“CBP is obligated to suspend the liquidation of entries once Commerce makes an affirmative preliminary determination of dumping pursuant to 19 U.S.C. § 1673b(d)(2).  Once suspension is removed, 19 U.S.C. § 1504(d) requires CBP to liquidate the entry within six months after receiving notice of lifting of the suspension, unless liquidation is properly extended.” HQH173819.  If CBP does not liquidate within six months of receiving notice, the entries are deemed liquidated at the rate of duty declared by importer.  The court has determined that publication of the final results of the Federal Register constitutes notice from the Department of Commerce to CBP that the suspension of liquidation on entries subject to the administrative review is removed.  

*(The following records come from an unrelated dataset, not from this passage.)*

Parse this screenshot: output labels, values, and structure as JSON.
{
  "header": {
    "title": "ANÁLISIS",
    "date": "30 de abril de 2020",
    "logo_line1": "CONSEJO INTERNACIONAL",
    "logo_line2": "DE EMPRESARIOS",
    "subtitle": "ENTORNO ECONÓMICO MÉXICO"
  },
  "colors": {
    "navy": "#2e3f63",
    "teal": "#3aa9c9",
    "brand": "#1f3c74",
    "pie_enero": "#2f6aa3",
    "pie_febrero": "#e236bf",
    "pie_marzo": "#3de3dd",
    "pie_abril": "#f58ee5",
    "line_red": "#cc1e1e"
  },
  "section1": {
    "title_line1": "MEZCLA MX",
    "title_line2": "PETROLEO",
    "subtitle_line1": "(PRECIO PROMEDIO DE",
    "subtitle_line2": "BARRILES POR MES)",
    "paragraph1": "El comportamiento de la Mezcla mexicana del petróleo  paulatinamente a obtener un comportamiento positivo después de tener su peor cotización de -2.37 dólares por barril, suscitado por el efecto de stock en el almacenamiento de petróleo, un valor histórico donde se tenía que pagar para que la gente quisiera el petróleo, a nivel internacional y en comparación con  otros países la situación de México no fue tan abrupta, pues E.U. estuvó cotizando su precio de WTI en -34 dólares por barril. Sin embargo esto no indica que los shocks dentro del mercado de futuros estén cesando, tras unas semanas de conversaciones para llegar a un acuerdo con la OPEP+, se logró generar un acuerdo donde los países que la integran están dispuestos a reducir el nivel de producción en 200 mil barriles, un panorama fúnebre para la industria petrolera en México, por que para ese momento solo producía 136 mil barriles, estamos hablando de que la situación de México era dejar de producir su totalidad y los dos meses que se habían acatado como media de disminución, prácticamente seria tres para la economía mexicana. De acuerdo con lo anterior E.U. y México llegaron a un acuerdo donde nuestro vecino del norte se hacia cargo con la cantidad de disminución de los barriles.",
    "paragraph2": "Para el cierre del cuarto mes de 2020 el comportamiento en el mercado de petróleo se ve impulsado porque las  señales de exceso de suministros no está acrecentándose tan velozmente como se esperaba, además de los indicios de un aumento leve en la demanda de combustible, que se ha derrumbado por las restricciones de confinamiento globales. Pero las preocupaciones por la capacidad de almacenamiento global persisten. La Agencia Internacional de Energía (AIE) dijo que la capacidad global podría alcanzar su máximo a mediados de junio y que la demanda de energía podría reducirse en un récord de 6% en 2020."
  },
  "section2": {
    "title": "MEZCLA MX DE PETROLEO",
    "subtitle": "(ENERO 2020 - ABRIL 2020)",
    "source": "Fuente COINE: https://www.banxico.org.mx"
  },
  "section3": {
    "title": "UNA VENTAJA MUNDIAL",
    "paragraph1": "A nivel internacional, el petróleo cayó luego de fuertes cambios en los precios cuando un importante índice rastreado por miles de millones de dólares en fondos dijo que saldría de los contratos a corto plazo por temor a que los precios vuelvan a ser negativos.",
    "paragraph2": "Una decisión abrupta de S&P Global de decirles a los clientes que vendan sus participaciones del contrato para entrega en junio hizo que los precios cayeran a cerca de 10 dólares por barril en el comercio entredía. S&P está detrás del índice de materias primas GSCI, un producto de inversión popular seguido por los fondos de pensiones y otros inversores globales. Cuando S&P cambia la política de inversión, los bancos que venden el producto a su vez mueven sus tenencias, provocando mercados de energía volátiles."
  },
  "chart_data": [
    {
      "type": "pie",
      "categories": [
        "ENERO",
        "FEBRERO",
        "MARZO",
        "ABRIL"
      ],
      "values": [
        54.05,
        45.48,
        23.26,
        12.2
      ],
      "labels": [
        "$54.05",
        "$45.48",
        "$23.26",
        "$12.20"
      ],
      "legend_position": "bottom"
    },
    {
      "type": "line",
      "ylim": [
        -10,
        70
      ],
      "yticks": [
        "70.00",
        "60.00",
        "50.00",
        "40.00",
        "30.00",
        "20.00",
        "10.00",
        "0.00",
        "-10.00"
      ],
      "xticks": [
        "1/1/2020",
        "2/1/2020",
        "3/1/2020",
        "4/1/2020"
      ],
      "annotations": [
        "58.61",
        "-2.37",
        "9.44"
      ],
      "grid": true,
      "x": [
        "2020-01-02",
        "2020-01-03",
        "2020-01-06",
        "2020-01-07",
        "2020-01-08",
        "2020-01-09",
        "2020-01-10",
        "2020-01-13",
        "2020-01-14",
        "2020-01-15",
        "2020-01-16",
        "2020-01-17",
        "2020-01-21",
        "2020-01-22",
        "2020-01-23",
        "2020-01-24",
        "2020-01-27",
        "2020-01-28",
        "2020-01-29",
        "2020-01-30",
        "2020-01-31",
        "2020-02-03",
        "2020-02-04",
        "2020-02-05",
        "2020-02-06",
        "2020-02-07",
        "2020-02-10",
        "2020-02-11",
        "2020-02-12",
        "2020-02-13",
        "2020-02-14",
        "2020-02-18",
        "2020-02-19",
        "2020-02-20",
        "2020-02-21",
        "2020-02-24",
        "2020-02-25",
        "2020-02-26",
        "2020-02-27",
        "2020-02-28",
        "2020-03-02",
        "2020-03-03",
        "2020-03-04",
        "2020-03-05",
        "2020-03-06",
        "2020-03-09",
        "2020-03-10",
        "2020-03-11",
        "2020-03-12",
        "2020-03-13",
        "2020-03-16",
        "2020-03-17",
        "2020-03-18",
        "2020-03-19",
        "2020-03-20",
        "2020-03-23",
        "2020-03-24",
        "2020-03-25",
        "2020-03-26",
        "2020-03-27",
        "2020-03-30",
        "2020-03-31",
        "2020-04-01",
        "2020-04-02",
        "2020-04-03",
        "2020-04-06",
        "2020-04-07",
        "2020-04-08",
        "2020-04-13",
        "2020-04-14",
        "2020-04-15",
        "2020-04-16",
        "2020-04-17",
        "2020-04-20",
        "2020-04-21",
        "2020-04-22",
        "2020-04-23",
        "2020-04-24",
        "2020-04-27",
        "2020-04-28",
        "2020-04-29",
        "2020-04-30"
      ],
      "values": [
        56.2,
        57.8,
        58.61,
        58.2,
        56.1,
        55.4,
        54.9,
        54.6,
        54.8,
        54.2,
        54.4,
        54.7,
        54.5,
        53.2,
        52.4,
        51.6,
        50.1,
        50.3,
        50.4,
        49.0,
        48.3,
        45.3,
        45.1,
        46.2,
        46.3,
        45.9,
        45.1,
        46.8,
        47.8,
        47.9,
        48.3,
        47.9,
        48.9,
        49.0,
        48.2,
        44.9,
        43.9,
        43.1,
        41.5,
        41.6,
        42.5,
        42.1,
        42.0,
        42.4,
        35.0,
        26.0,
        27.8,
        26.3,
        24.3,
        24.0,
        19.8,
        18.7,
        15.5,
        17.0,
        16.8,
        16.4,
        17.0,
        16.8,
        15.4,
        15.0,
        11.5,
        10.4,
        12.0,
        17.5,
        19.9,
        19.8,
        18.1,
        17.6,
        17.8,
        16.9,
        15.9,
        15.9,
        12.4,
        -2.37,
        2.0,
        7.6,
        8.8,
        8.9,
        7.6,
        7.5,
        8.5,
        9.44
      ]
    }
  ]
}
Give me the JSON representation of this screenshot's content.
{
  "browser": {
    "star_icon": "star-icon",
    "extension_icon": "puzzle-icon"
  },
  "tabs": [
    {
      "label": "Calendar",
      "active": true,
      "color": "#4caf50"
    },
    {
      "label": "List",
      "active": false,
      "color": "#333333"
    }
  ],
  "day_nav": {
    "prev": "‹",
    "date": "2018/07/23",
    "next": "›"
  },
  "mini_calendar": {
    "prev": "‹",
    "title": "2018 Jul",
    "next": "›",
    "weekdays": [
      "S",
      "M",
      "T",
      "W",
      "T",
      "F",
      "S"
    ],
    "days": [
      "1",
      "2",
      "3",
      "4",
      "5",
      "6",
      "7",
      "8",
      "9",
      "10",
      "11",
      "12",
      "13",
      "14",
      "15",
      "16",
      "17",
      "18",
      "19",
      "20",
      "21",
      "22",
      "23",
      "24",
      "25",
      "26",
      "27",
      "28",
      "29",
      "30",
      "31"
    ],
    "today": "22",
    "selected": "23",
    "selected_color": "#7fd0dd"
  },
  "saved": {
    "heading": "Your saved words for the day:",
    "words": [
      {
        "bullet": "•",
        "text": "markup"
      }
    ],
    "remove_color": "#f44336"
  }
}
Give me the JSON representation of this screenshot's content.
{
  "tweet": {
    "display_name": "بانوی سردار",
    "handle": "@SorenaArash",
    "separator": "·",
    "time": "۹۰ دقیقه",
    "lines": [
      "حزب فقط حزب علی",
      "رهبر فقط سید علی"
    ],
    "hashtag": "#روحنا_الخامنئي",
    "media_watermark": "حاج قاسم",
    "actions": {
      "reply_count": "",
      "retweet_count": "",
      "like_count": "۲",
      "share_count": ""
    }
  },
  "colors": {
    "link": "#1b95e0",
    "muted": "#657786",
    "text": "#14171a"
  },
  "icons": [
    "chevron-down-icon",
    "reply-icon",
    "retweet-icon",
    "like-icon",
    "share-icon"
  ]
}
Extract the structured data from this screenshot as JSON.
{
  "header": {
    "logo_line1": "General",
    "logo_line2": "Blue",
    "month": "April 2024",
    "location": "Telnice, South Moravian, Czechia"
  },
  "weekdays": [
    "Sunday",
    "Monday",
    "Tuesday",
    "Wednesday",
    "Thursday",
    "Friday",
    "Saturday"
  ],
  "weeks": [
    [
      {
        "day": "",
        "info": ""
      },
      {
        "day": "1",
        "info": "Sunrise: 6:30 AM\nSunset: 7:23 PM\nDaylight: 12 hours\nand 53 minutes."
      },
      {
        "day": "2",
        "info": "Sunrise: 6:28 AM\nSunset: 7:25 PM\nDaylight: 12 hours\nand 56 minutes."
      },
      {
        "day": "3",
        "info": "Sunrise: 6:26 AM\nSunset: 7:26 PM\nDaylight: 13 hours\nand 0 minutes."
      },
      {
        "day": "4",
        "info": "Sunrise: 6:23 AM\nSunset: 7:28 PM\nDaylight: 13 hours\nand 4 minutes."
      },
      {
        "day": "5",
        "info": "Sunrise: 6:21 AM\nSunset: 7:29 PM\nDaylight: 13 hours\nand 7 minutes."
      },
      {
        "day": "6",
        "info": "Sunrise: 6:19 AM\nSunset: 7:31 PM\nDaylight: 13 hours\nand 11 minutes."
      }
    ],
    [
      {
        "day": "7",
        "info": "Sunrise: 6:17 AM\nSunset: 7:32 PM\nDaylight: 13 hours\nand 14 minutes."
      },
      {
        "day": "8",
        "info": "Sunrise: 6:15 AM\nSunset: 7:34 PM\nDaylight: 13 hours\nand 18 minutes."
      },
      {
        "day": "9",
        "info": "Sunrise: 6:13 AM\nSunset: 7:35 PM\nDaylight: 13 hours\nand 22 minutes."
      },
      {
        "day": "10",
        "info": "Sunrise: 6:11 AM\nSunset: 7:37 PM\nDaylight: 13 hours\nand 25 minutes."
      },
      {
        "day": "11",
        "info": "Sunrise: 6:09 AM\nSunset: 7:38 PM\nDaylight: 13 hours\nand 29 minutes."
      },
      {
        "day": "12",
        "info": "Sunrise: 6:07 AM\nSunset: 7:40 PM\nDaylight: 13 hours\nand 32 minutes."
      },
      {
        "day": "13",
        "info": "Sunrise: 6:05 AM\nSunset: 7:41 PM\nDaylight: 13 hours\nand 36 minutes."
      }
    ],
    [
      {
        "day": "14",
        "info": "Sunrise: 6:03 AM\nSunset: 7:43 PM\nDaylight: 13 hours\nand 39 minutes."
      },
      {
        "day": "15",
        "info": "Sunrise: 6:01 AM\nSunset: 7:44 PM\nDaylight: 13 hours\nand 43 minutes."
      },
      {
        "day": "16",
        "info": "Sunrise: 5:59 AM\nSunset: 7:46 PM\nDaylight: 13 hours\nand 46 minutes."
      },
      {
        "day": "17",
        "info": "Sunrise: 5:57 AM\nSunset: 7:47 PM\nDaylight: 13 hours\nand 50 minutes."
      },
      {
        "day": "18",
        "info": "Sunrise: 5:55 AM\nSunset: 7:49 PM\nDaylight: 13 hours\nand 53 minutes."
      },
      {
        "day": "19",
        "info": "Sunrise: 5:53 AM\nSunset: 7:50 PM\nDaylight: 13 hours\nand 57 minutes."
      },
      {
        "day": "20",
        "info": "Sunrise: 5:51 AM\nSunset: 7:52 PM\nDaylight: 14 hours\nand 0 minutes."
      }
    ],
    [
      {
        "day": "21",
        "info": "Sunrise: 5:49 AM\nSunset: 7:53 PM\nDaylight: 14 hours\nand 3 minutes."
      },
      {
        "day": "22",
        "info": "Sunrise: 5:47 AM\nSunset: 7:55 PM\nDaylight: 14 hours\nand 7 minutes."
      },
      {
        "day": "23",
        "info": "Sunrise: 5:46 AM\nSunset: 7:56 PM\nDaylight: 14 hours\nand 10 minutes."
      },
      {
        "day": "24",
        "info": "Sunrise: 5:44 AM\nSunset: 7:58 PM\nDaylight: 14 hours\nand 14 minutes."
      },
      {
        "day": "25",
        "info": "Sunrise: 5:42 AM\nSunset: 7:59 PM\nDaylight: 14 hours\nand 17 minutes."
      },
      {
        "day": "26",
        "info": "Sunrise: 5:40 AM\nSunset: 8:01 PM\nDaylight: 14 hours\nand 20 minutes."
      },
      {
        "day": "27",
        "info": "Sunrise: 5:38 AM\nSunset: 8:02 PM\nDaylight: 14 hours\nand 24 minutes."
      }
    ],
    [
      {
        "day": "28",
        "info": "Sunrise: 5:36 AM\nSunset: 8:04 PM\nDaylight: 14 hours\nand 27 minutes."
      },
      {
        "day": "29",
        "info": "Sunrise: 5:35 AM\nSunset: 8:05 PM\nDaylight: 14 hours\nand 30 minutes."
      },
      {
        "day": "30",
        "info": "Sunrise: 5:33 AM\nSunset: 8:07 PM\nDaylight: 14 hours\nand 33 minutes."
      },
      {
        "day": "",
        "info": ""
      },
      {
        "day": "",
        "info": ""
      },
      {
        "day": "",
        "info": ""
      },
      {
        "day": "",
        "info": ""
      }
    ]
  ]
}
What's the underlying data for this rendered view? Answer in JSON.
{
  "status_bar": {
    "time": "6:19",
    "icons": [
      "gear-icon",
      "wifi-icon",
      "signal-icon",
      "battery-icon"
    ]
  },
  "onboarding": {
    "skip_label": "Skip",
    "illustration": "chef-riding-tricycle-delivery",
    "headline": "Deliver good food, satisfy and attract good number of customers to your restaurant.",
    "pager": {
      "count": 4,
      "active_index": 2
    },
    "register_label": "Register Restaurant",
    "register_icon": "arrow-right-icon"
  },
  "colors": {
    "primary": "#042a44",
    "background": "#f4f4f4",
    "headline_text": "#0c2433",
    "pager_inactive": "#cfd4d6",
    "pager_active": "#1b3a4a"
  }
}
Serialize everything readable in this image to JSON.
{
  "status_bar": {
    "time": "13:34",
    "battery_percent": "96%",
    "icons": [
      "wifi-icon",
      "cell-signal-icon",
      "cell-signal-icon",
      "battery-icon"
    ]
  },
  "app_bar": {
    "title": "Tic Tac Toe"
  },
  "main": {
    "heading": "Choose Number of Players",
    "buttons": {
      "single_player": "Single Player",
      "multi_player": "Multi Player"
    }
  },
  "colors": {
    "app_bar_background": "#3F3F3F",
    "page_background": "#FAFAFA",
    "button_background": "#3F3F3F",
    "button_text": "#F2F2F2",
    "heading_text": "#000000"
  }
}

Coaster argued that CBP did not liquidate “within” the required six-month time period after receiving notice from the publishing of the Federal Register and that the entry should be deemed liquidated at the 7.24% duty initially entered.  Coaster asserted that the statutory time limit expired at the end of the day on February 17, 2011, which is six months after the Federal Register was published on the August 18, 2010.  CBP, however, ruled that the end of the day on February 18, 2011 was the last day to liquidate within the six-month required timeframe.  CBP declared that both the courts and the CBP have consistently calculated statutory deadlines starting the day after the triggering event and including the entirety of the deadline day.  CBP ultimately concluded that the end of the day on February 18, 2011 was the last day to liquidate within the six-months because the time limit begins the day after the triggering event.  

Aaron Ambrite, Extern, Global Trade Expertise